Science Theatre

Wonder By Thunder

Grade level: Upper elementary

Program description:  All weather forecasting begins with observing the current conditions to predict future weather.  Close examination of our rooftop weather station brings definition to students’ observations of the day’s weather.  A barometer, anemometer, hygrometer, thermometer, rain gauge, wind vane, weather balloons, and satellites are tools used to collect weather and atmospheric data.  The effect of geographic features such as mountains, oceans, rivers, and plains are discussed as the students create different storm phenomena in the laboratory.  Fog, lightning, thunder, tornadoes and hurricanes educate students as they explore the physical science principles involved in these dangerous weather conditions, including:

  • Bernoulli principle
  • Movement of air due to heating and cooling
  • Static electricity
  • Condensation and evaporation

Note:  Curriculum alignments based on requirements for Hamilton County, Tennessee including 3.8.spi.4, 3.8.spi.5, 3.9.spi.1, 4.8.spi.1, 4.8.spi.2, 4.8.spi.3, 5.8.spi.1, 5.8.spi.2, 5.8.spi.3, 5.8.spi.4



  • Sheet of paper (printer or copy paper)

Do this:

  1. Put the paper on the table so that the long sides go left and right.  Bring the short sides in so they meet in the middle and crease them.
  2. Place the folded paper near the edge of the table so that it looks like an upside down U.
  3. Put your mouth down even with the edge of the table and blow under the paper.  The paper doesn’t fly up, it goes flat!

Outcome:  When the paper is standing up, the air pressure under and above the paper are the same.  When you blow under the paper, the fast moving column of air reduces the air pressure under the paper.  However, the air pressure the above the paper has stayed the same and is now more than the air pressure under the paper.  This air pressure is enough to push the paper down.



  • Wide-mouthed jar
  • Drinking straw
  • Tape
  • Balloon
  • Rubber band
  • Scissors
  • Piece of cardboard

Do this:

  1. Cut off the neck of the balloon and stretch it over the mouth of the jar.
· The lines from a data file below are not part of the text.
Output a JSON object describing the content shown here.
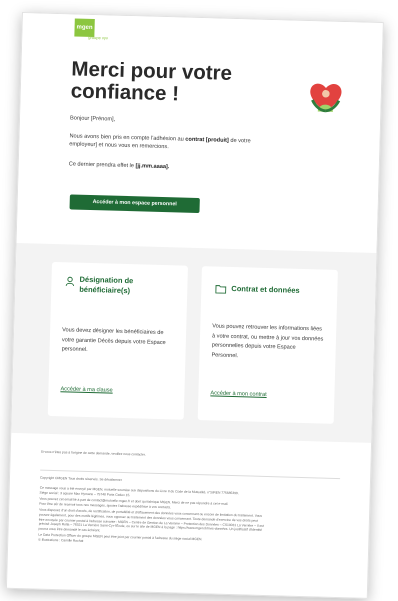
{
  "logo": {
    "text": "mgen",
    "tag": "groupe vyv"
  },
  "title": "Merci pour votre confiance !",
  "greeting": "Bonjour [Prénom],",
  "intro": {
    "p1": "Nous avons bien pris en compte l'adhésion au",
    "contract": "contrat [produit]",
    "p2": "de votre employeur] et nous vous en remercions.",
    "effect": "Ce dernier prendra effet le",
    "date": "[jj.mm.aaaa]."
  },
  "cta_label": "Accéder à mon espace personnel",
  "cards": [
    {
      "title": "Désignation de bénéficiaire(s)",
      "body": "Vous devez désigner les bénéficiaires de votre garantie Décès depuis votre Espace personnel.",
      "link": "Accéder à ma clause"
    },
    {
      "title": "Contrat et données",
      "body": "Vous pouvez retrouver les informations liées à votre contrat, ou mettre à jour vos données personnelles depuis votre Espace Personnel.",
      "link": "Accéder à mon contrat"
    }
  ],
  "footer": {
    "visible": "Si vous n'êtes pas à l'origine de cette demande, veuillez nous contacter.",
    "copyright": "Copyright ©MGEN Tous droits réservés. Se désabonner",
    "legal": [
      "Ce message vous a été envoyé par MGEN, mutuelle soumise aux dispositions du Livre II du Code de la Mutualité, n°SIREN 775685399.",
      "Siège social : 3 square Max Hymans – 75748 Paris Cedex 15.",
      "Vous pouvez cet email lié à part de contact@mutuelle-mgen.fr et dont qui fabrique MGEN. Merci de ne pas répondre à cet e-mail.",
      "Pour être sûr de recevoir tous nos messages, ajoutez l'adresse expéditrice à vos contacts.",
      "Vous disposez d'un droit d'accès, de rectification, de portabilité et d'effacement des données vous concernant ou encore de limitation du traitement. Vous",
      "pouvez également, pour des motifs légitimes, vous opposer au traitement des données vous concernant. Toute demande d'exercice de vos droits peut",
      "être envoyée par courrier postal à l'adresse suivante : MGEN – Centre de Gestion de La Verrière – Protection des Données – CS10031 La Verrière – Il est",
      "précisé Joseph Rolla – 78321 La Verrière Saint-Cyr-l'École, ou sur le site de MGEN à la page : https://www.mgen.fr/mes-données. Un justificatif d'identité",
      "pourra vous être demandé le cas échéant.",
      "Le Data Protection Officer du groupe MGEN peut être joint par courrier postal à l'adresse du siège social MGEN.",
      "© Illustrations : Camille Rochat"
    ]
  },
  "colors": {
    "brand_green": "#1f6b35",
    "logo_green": "#8cc63f",
    "heart_red": "#e2423f",
    "light_band": "#f3f3f3"
  }
}
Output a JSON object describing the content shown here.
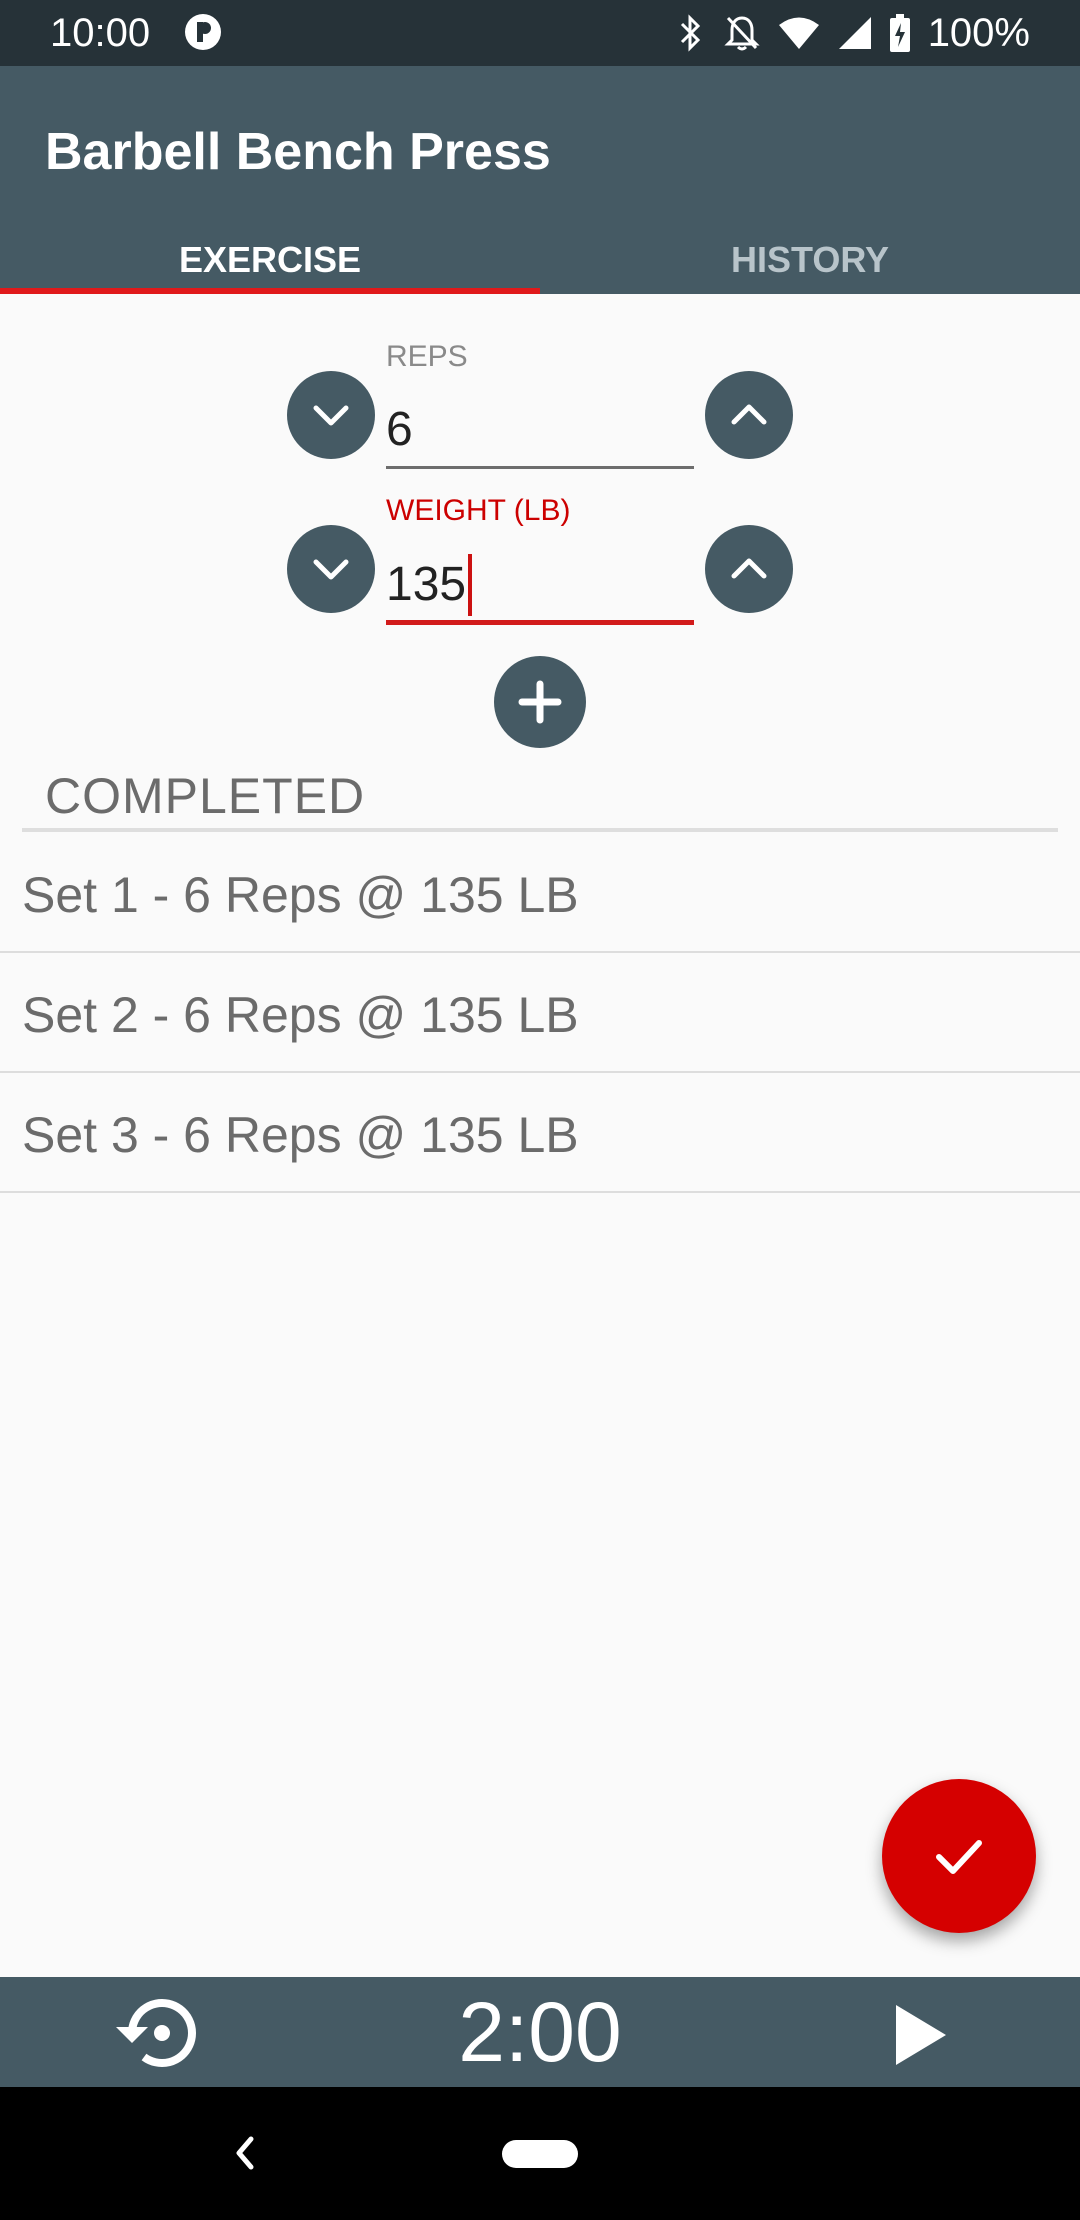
{
  "status_bar": {
    "time": "10:00",
    "battery": "100%",
    "icons": [
      "app-notification-icon",
      "bluetooth-icon",
      "notifications-off-icon",
      "wifi-icon",
      "cell-signal-icon",
      "battery-charging-icon"
    ]
  },
  "app_bar": {
    "title": "Barbell Bench Press",
    "tabs": [
      {
        "label": "EXERCISE",
        "selected": true
      },
      {
        "label": "HISTORY",
        "selected": false
      }
    ]
  },
  "exercise": {
    "reps": {
      "label": "REPS",
      "value": "6"
    },
    "weight": {
      "label": "WEIGHT (LB)",
      "value": "135"
    }
  },
  "completed": {
    "header": "COMPLETED",
    "sets": [
      {
        "text": "Set 1 - 6 Reps @ 135 LB"
      },
      {
        "text": "Set 2 - 6 Reps @ 135 LB"
      },
      {
        "text": "Set 3 - 6 Reps @ 135 LB"
      }
    ]
  },
  "timer": {
    "display": "2:00"
  },
  "colors": {
    "status_bar": "#263238",
    "primary": "#455a64",
    "accent": "#d50000",
    "background": "#fafafa"
  }
}
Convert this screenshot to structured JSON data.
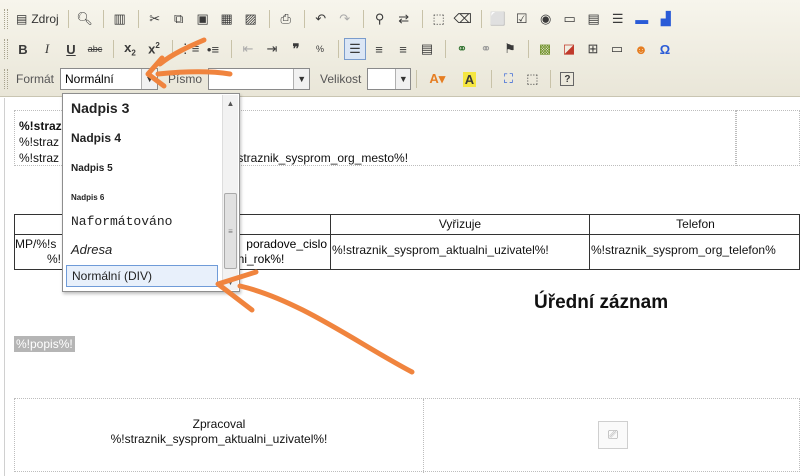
{
  "toolbar": {
    "row1": {
      "source_label": "Zdroj"
    },
    "row3": {
      "format_label": "Formát",
      "format_value": "Normální",
      "font_label": "Písmo",
      "font_value": "",
      "size_label": "Velikost",
      "size_value": ""
    }
  },
  "format_dropdown": {
    "items": [
      {
        "label": "Nadpis 3",
        "style": "h3"
      },
      {
        "label": "Nadpis 4",
        "style": "h4"
      },
      {
        "label": "Nadpis 5",
        "style": "h5"
      },
      {
        "label": "Nadpis 6",
        "style": "h6"
      },
      {
        "label": "Naformátováno",
        "style": "pre"
      },
      {
        "label": "Adresa",
        "style": "address"
      },
      {
        "label": "Normální (DIV)",
        "style": "div",
        "selected": true
      }
    ]
  },
  "document": {
    "address": {
      "line1_start": "%!straz",
      "line1_end": "!",
      "line2_start": "%!straz",
      "line3_start": "%!straz",
      "line3_end": "!straznik_sysprom_org_mesto%!"
    },
    "table": {
      "headers": [
        "",
        "Vyřizuje",
        "Telefon"
      ],
      "row_cell1_line1": "MP/%!s",
      "row_cell1_line2": "%!",
      "row_cell2_line1": "poradove_cislo",
      "row_cell2_line2": "lni_rok%!",
      "row_vyrizuje": "%!straznik_sysprom_aktualni_uzivatel%!",
      "row_telefon": "%!straznik_sysprom_org_telefon%"
    },
    "heading": "Úřední záznam",
    "popis": "%!popis%!",
    "signature": {
      "label": "Zpracoval",
      "value": "%!straznik_sysprom_aktualni_uzivatel%!"
    }
  },
  "colors": {
    "annotation_arrow": "#f0843e",
    "toolbar_bg": "#ece9d8",
    "selected_border": "#6f9bd8"
  }
}
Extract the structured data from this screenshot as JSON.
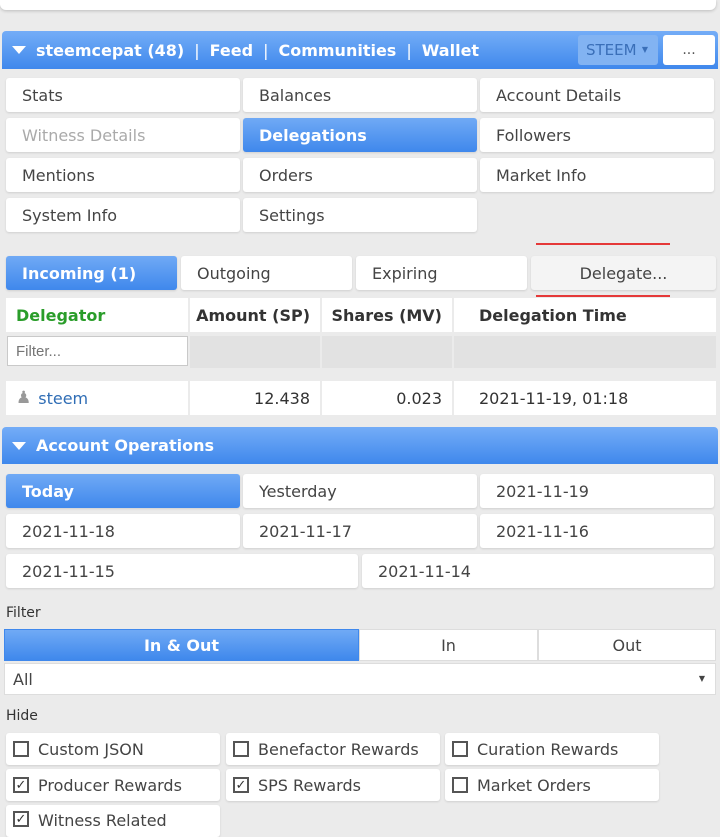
{
  "header": {
    "user": "steemcepat (48)",
    "links": [
      "Feed",
      "Communities",
      "Wallet"
    ],
    "currency": "STEEM",
    "more_label": "..."
  },
  "nav": [
    {
      "label": "Stats",
      "state": "normal"
    },
    {
      "label": "Balances",
      "state": "normal"
    },
    {
      "label": "Account Details",
      "state": "normal"
    },
    {
      "label": "Witness Details",
      "state": "disabled"
    },
    {
      "label": "Delegations",
      "state": "active"
    },
    {
      "label": "Followers",
      "state": "normal"
    },
    {
      "label": "Mentions",
      "state": "normal"
    },
    {
      "label": "Orders",
      "state": "normal"
    },
    {
      "label": "Market Info",
      "state": "normal"
    },
    {
      "label": "System Info",
      "state": "normal"
    },
    {
      "label": "Settings",
      "state": "normal"
    }
  ],
  "delegation_tabs": [
    "Incoming (1)",
    "Outgoing",
    "Expiring",
    "Delegate..."
  ],
  "table": {
    "headers": [
      "Delegator",
      "Amount (SP)",
      "Shares (MV)",
      "Delegation Time"
    ],
    "filter_placeholder": "Filter...",
    "rows": [
      {
        "delegator": "steem",
        "amount": "12.438",
        "shares": "0.023",
        "time": "2021-11-19, 01:18"
      }
    ]
  },
  "ops": {
    "title": "Account Operations",
    "dates": [
      "Today",
      "Yesterday",
      "2021-11-19",
      "2021-11-18",
      "2021-11-17",
      "2021-11-16",
      "2021-11-15",
      "2021-11-14"
    ],
    "filter_label": "Filter",
    "direction": [
      "In & Out",
      "In",
      "Out"
    ],
    "select_value": "All",
    "hide_label": "Hide",
    "hide_options": [
      {
        "label": "Custom JSON",
        "checked": false
      },
      {
        "label": "Benefactor Rewards",
        "checked": false
      },
      {
        "label": "Curation Rewards",
        "checked": false
      },
      {
        "label": "Producer Rewards",
        "checked": true
      },
      {
        "label": "SPS Rewards",
        "checked": true
      },
      {
        "label": "Market Orders",
        "checked": false
      },
      {
        "label": "Witness Related",
        "checked": true
      }
    ]
  },
  "colors": {
    "accent": "#4a90ee",
    "delegator_header": "#2a9d2a",
    "link": "#2f6db5",
    "underline": "#e53939"
  }
}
Stretch it tightly and fasten it with a rubber band so air cannot get out.
  2. Cut off one end of the straw at an angle to make it pointed. Tape the other end of the straw to the middle of the stretched balloon with the adhesive tape.
  3. Tape a piece of cardboard behind the jar so that the pointer touches it. Make a mark at that point.  Make small marks every ¼” above and below the line. Watch the barometer and record changes.

Outcome: When air pressure outside the jar gets higher, it pushes down on the balloon making the straw point up.  When air pressure get lower, it pushes up on the balloon from the inside making the straw point down.